Remember Stanford running back Stepfan Taylor’s game-tying, overtime touchdown on fourth and inches from the 1-yard line against Notre Dame’s second-ranked scoring defense?

Depending on which fanbase you ask, it either didn't happen or the officials were complicit in a wide-ranging conspiracy to keep Notre Dame’s national championship hopes alive that wiped Taylor’s second effort from the scoreboard and the rest of the nation’s memory banks. Fortunately, for Sooner fans, they don't have concerns about crossing the goal line against Notre Dame's stacked defensive front seven. They've flourished in those situations all season.

Why?

They’re currently tied for first in the nation in fourth-down conversions.

The reason?

While senior Landry Jones is Oklahoma's all-time career passing yardage leader and the pilot that has navigated the nation’s fifth-ranked scoring offense, he’s not even their primo quarterback option inside the 10-yard line. The honor belongs to sophomore Blake Bell, the Sooners 6-foot-6 redzone specialist.

You’d think a signal caller with towering height and a howitzer for an arm who threw for 69 touchdowns in his final two high school seasons would use his size to peer at receivers over his hulking offensive line. Instead, Bell is utilized as a 255-pound bowling ball in the Sooners Belldozer formation.

This season, Bell has 15 carries inside the 10-yard line of opposing defenses. Eight of those rushes have resulted in the Sooners cashing in for touchdowns. On Saturday night, Notre Dame’s stout defense becomes the toughest 11 pins Bell will face this season. Notre Dame’s defense has allowed just four yards on nine rushes by opposing offenses this season and is the only major college football team that hasn’t allowed a single rushing touchdown.

Conversely, while Oklahoma benefits from a surplus of supremely talented signal callers with varying skillsets, the Fighting Irish are at the mercy of their inconsistent symbiotic quarterbacks.

Following returning junior starter Tommy Rees' suspension as a result of his May arrest outside an on-campus party, sophomore Everett Golson stepped up and emerged victorious from a summer battle with Andrew Hendrix.

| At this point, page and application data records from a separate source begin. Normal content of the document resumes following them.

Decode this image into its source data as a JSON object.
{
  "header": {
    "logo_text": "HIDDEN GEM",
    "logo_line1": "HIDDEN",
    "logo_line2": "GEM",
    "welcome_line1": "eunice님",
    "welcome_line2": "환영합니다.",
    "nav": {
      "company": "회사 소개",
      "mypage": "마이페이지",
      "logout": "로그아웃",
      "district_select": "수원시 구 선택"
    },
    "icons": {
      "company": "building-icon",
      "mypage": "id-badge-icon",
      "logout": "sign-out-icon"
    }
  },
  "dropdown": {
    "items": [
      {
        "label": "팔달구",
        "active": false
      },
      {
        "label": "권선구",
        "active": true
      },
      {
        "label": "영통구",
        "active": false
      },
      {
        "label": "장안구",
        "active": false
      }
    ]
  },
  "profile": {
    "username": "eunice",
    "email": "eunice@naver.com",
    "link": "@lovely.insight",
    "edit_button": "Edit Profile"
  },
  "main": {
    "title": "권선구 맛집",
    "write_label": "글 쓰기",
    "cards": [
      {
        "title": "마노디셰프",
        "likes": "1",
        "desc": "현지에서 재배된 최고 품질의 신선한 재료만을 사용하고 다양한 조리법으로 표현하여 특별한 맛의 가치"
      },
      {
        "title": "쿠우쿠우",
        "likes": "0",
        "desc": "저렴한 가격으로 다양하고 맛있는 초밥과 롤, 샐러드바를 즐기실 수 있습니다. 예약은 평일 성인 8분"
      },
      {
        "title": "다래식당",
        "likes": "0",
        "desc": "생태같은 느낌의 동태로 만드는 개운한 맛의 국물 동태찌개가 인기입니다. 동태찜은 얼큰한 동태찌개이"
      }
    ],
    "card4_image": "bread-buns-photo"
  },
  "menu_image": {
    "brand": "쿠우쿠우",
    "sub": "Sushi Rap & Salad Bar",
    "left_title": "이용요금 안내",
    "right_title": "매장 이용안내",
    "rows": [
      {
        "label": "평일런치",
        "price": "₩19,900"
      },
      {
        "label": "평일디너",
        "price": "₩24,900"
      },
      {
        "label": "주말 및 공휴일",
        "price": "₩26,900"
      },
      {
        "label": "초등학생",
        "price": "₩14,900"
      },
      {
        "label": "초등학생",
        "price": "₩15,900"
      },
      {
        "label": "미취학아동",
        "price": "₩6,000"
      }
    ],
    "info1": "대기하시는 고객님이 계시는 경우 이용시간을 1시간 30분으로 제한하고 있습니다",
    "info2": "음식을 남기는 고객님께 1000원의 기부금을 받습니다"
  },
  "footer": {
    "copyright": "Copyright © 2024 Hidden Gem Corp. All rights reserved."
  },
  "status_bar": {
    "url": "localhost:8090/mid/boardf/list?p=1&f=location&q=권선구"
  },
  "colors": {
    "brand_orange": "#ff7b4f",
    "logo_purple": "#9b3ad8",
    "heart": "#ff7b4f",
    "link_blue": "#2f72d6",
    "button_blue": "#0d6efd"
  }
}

While Golson’s mobility has brought a new dynamic to Notre Dame’s offense, his passing acumen has left much to be desired. Fortunately, his understudy, Rees, has been the best backup in a pinch, outside of Joe Girardi's bench, while rallying Notre Dame to come from behind victories over Stanford, Michigan, BYU and Purdue.

If Bell's specialty is fourth-and-short, Rees' is the fourth quarter.

Together, the Fighting Irish’s quarterbacks resemble Gene Wilder and Richard Pryor’s crime-solving titular ‘See No Evil, Hear No Evil’ characters. Both have their respective handicaps but this blue-collar tandem has somehow thrust Notre Dame into the heart of the national title conversation.

However, like Pryor and Wilder's duo, the Fighting Irish’s quarterback depth chart is a running mystery. This week, Golson will return to the starting lineup but it remains to be seen whether he will be finisher.

Notre Dame’s offense has done enough to survive but against Oklahoma’s ninth-ranked passing defense, the Fighting Irish’s 98th ranked passing attack must have a come to Touchdown Jesus moment.

"The defense has kept us in a lot of games," said Irish left tackle Zack Martin, "but in games like this against Oklahoma, we're going to have to put some points up because their offense is very explosive and we know we're going to have to start pulling away a little bit more. Our offense has done just enough all year just to win. It's our turn to step up."

The last time college football fans saw a revolving quarterback predicament of this ilk from a top-five team led by a shutdown defense, Les Miles was rotating pocket passing Jarrett Lee and recidivist troublemaker/poor decision-making dual threat Jordan Jefferson. Somehow, they survived the SEC gauntlet undefeated.

True freshman and fourth-stringer Gunner Kiel narrowly avoided enrolling in LSU’s offensive circus. This season he’s observing one up close and personal in South Bend. It’s hard to imagine him not beginning 2013 as QB1 but for the Fighting Irish, the urgency of now is their focus.

When Oklahoma and Notre Dame meet, the pursuit of a national championship this season will be on the minds of Golden Domers and Boomer Sooners. Ultimately, the winner will have to rely on their respective quarterbacks but nobody has a clue as to which one will make the decisive play. Jones and Golson will start this clash between college football royalty but don't be surprised if backups Bell and Rees have the final say.

When: 8:00 p.m. ET, ABC

Where: Oklahoma Memorial Stadium

Where To Watch Online:  No. 5 Notre Dame vs. No. 8 Oklahoma